ACTIVITY: Please write out the data that follows, word for word.

========

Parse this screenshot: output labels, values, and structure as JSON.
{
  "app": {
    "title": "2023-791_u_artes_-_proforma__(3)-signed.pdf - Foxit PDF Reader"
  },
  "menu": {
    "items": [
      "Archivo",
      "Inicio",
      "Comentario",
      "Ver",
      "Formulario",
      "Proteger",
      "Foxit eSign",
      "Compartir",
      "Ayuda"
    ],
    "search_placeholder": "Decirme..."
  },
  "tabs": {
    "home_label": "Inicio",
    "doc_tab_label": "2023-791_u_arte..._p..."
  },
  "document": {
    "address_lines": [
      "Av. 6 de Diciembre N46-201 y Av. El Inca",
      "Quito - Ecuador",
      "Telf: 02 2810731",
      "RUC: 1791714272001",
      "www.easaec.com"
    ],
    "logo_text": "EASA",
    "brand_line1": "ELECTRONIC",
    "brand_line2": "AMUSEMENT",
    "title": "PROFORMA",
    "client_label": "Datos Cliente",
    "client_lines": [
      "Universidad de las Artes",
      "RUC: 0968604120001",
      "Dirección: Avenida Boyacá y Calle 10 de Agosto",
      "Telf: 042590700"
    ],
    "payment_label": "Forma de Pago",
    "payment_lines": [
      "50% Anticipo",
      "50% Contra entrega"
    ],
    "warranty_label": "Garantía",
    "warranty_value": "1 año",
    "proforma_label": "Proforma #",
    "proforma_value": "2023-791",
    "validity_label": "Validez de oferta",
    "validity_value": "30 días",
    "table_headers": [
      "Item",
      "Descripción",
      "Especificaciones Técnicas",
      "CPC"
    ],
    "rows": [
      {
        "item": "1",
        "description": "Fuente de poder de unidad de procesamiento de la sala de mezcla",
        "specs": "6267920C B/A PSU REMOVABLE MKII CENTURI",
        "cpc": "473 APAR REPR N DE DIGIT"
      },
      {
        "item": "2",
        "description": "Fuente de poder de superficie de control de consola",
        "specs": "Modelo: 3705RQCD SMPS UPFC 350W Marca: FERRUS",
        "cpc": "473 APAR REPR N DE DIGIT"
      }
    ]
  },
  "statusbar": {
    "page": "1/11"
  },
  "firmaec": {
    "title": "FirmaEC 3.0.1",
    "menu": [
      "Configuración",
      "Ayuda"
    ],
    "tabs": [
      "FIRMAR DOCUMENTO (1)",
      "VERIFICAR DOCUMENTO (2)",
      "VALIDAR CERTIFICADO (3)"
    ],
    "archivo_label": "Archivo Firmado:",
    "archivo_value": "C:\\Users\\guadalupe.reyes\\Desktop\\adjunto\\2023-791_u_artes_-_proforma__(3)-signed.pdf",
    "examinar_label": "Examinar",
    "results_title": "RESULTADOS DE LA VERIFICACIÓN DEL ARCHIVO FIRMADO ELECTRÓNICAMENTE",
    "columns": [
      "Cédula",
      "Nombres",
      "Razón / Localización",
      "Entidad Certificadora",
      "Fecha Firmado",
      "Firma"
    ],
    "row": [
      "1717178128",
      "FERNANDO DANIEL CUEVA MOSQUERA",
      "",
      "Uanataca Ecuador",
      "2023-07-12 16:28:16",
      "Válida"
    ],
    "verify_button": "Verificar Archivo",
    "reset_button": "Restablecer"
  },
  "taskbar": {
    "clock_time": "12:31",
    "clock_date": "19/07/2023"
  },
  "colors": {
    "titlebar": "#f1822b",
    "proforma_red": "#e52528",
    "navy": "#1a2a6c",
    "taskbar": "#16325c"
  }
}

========

EXERCISE ANSWER:
Parse this screenshot: output labels, values, and structure as JSON.
{
  "app": {
    "title": "2023-791_u_artes_-_proforma__(3)-signed.pdf - Foxit PDF Reader"
  },
  "menu": {
    "items": [
      "Archivo",
      "Inicio",
      "Comentario",
      "Ver",
      "Formulario",
      "Proteger",
      "Foxit eSign",
      "Compartir",
      "Ayuda"
    ],
    "search_placeholder": "Decirme..."
  },
  "tabs": {
    "home_label": "Inicio",
    "doc_tab_label": "2023-791_u_arte..._p..."
  },
  "document": {
    "address_lines": [
      "Av. 6 de Diciembre N46-201 y Av. El Inca",
      "Quito - Ecuador",
      "Telf: 02 2810731",
      "RUC: 1791714272001",
      "www.easaec.com"
    ],
    "logo_text": "EASA",
    "brand_line1": "ELECTRONIC",
    "brand_line2": "AMUSEMENT",
    "title": "PROFORMA",
    "client_label": "Datos Cliente",
    "client_lines": [
      "Universidad de las Artes",
      "RUC: 0968604120001",
      "Dirección: Avenida Boyacá y Calle 10 de Agosto",
      "Telf: 042590700"
    ],
    "payment_label": "Forma de Pago",
    "payment_lines": [
      "50% Anticipo",
      "50% Contra entrega"
    ],
    "warranty_label": "Garantía",
    "warranty_value": "1 año",
    "proforma_label": "Proforma #",
    "proforma_value": "2023-791",
    "validity_label": "Validez de oferta",
    "validity_value": "30 días",
    "table_headers": [
      "Item",
      "Descripción",
      "Especificaciones Técnicas",
      "CPC"
    ],
    "rows": [
      {
        "item": "1",
        "description": "Fuente de poder de unidad de procesamiento de la sala de mezcla",
        "specs": "6267920C B/A PSU REMOVABLE MKII CENTURI",
        "cpc": "473 APAR REPR N DE DIGIT"
      },
      {
        "item": "2",
        "description": "Fuente de poder de superficie de control de consola",
        "specs": "Modelo: 3705RQCD SMPS UPFC 350W Marca: FERRUS",
        "cpc": "473 APAR REPR N DE DIGIT"
      }
    ]
  },
  "statusbar": {
    "page": "1/11"
  },
  "firmaec": {
    "title": "FirmaEC 3.0.1",
    "menu": [
      "Configuración",
      "Ayuda"
    ],
    "tabs": [
      "FIRMAR DOCUMENTO (1)",
      "VERIFICAR DOCUMENTO (2)",
      "VALIDAR CERTIFICADO (3)"
    ],
    "archivo_label": "Archivo Firmado:",
    "archivo_value": "C:\\Users\\guadalupe.reyes\\Desktop\\adjunto\\2023-791_u_artes_-_proforma__(3)-signed.pdf",
    "examinar_label": "Examinar",
    "results_title": "RESULTADOS DE LA VERIFICACIÓN DEL ARCHIVO FIRMADO ELECTRÓNICAMENTE",
    "columns": [
      "Cédula",
      "Nombres",
      "Razón / Localización",
      "Entidad Certificadora",
      "Fecha Firmado",
      "Firma"
    ],
    "row": [
      "1717178128",
      "FERNANDO DANIEL CUEVA MOSQUERA",
      "",
      "Uanataca Ecuador",
      "2023-07-12 16:28:16",
      "Válida"
    ],
    "verify_button": "Verificar Archivo",
    "reset_button": "Restablecer"
  },
  "taskbar": {
    "clock_time": "12:31",
    "clock_date": "19/07/2023"
  },
  "colors": {
    "titlebar": "#f1822b",
    "proforma_red": "#e52528",
    "navy": "#1a2a6c",
    "taskbar": "#16325c"
  }
}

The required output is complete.